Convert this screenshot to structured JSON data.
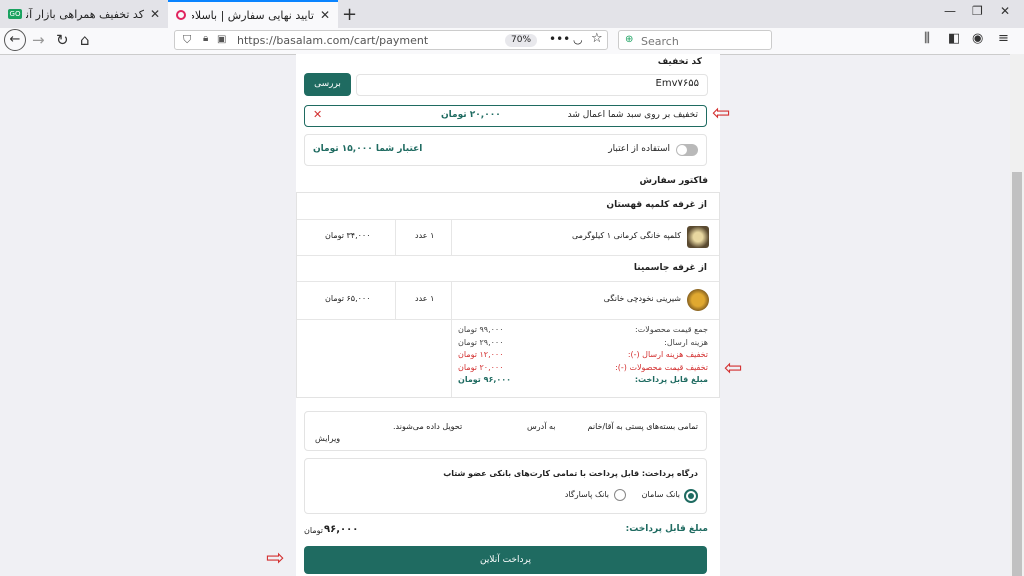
{
  "browser": {
    "tabs": [
      {
        "title": "کد تخفیف همراهی بازار آنلاین مح..."
      },
      {
        "title": "تایید نهایی سفارش | باسلام"
      }
    ],
    "url": "https://basalam.com/cart/payment",
    "zoom": "70%",
    "search_placeholder": "Search"
  },
  "discount": {
    "label": "کد تخفیف",
    "code": "Emv۷۶۵۵",
    "check_button": "بررسی",
    "applied_text": "تخفیف بر روی سبد شما اعمال شد",
    "applied_amount": "۲۰,۰۰۰ تومان"
  },
  "credit": {
    "label": "استفاده از اعتبار",
    "balance": "اعتبار شما ۱۵,۰۰۰ تومان"
  },
  "invoice": {
    "title": "فاکتور سفارش",
    "booths": [
      {
        "title": "از غرفه کلمپه قهستان",
        "product": "کلمپه خانگی کرمانی ۱ کیلوگرمی",
        "qty": "۱ عدد",
        "price": "۳۴,۰۰۰ تومان"
      },
      {
        "title": "از غرفه جاسمینا",
        "product": "شیرینی نخودچی خانگی",
        "qty": "۱ عدد",
        "price": "۶۵,۰۰۰ تومان"
      }
    ],
    "summary": [
      {
        "label": "جمع قیمت محصولات:",
        "value": "۹۹,۰۰۰ تومان",
        "color": "#444444"
      },
      {
        "label": "هزینه ارسال:",
        "value": "۲۹,۰۰۰ تومان",
        "color": "#444444"
      },
      {
        "label": "تخفیف هزینه ارسال (-):",
        "value": "۱۲,۰۰۰ تومان",
        "color": "#d32f2f"
      },
      {
        "label": "تخفیف قیمت محصولات (-):",
        "value": "۲۰,۰۰۰ تومان",
        "color": "#d32f2f"
      },
      {
        "label": "مبلغ قابل پرداخت:",
        "value": "۹۶,۰۰۰ تومان",
        "color": "#1f6b61"
      }
    ]
  },
  "delivery": {
    "text": "تمامی بسته‌های پستی به آقا/خانم",
    "address": "به آدرس",
    "delivered": "تحویل داده می‌شوند.",
    "edit": "ویرایش"
  },
  "gateway": {
    "title": "درگاه پرداخت: قابل پرداخت با تمامی کارت‌های بانکی عضو شتاب",
    "options": [
      {
        "label": "بانک سامان",
        "selected": true
      },
      {
        "label": "بانک پاسارگاد",
        "selected": false
      }
    ]
  },
  "payable": {
    "label": "مبلغ قابل پرداخت:",
    "amount": "۹۶,۰۰۰",
    "unit": "تومان"
  },
  "pay_button": "پرداخت آنلاین",
  "colors": {
    "accent": "#1f6b61",
    "annotation": "#d32f2f",
    "tab_highlight": "#0a84ff"
  }
}
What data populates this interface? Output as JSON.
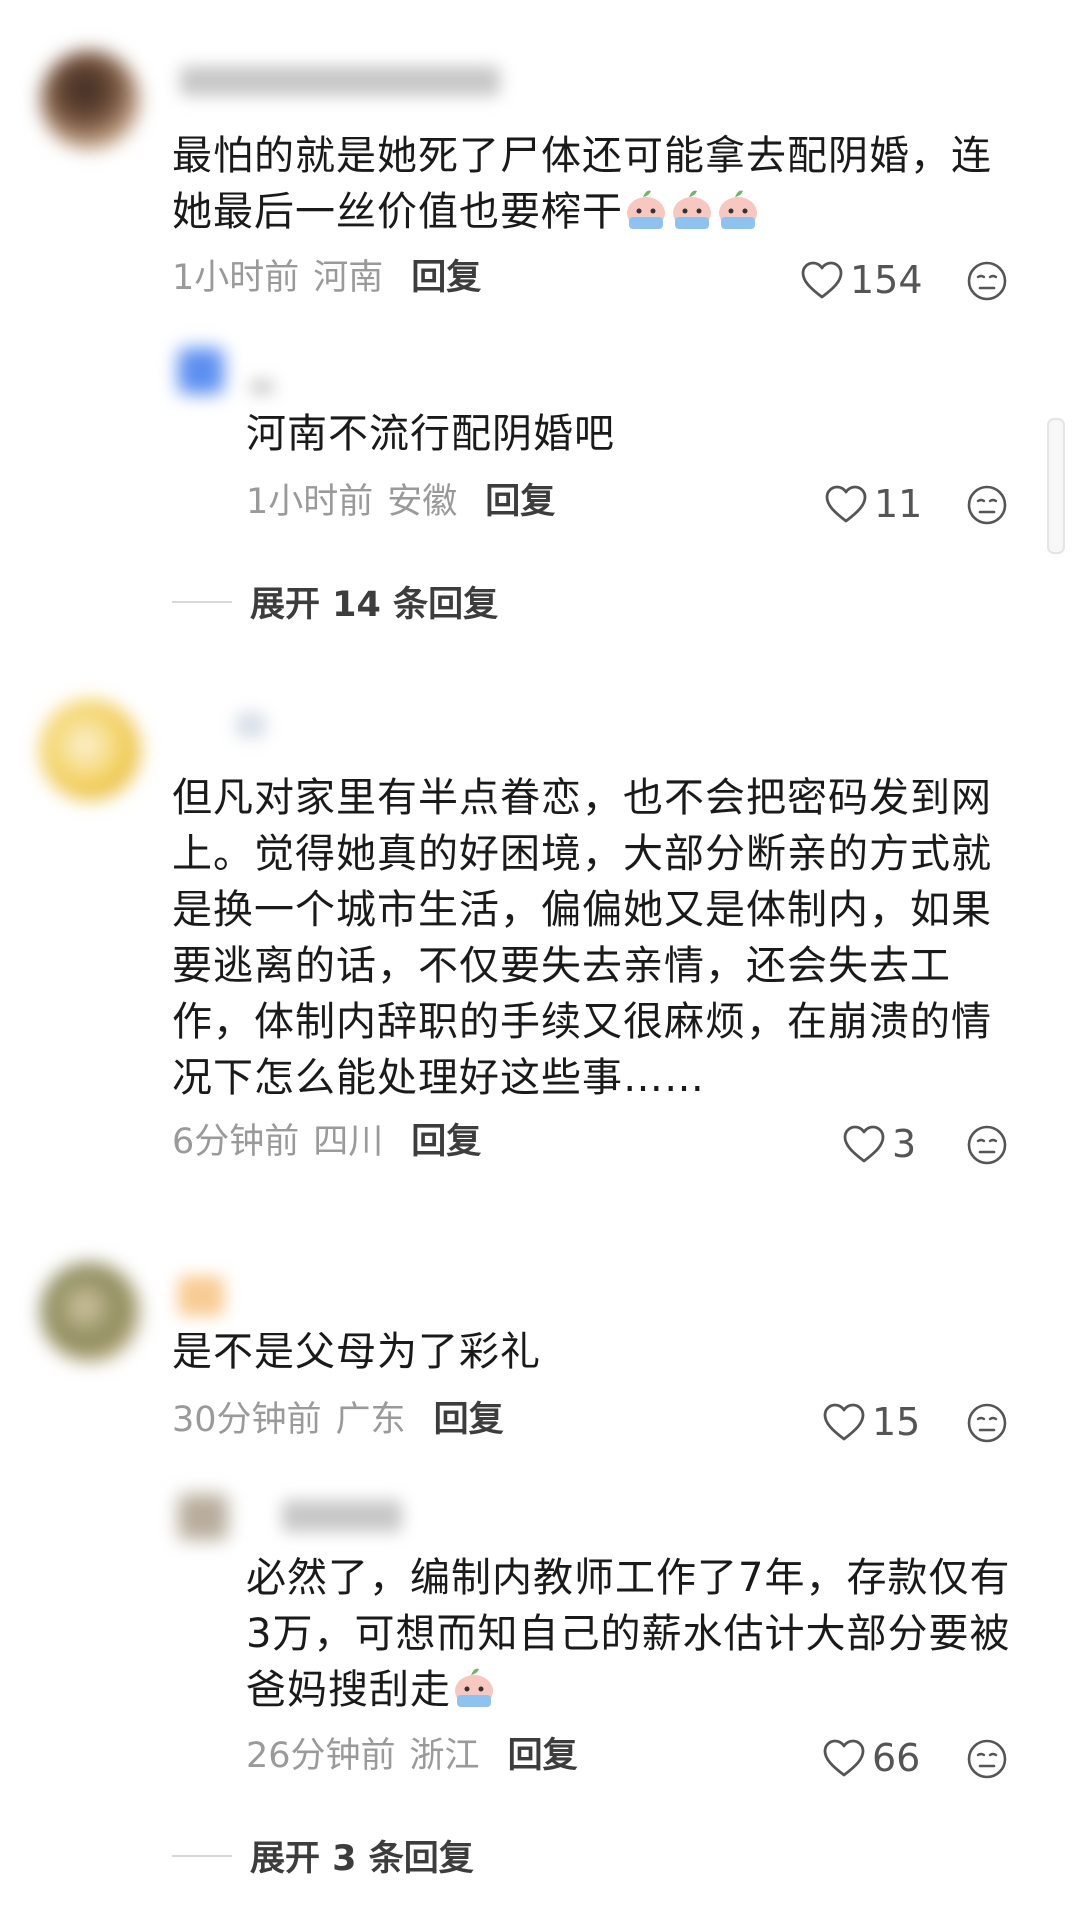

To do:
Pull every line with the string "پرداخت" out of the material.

Result:
        "label": "مبلغ قابل پرداخت:",
    "title": "درگاه پرداخت: قابل پرداخت با تمامی کارت‌های بانکی عضو شتاب",
    "label": "مبلغ قابل پرداخت:",
  "pay_button": "پرداخت آنلاین",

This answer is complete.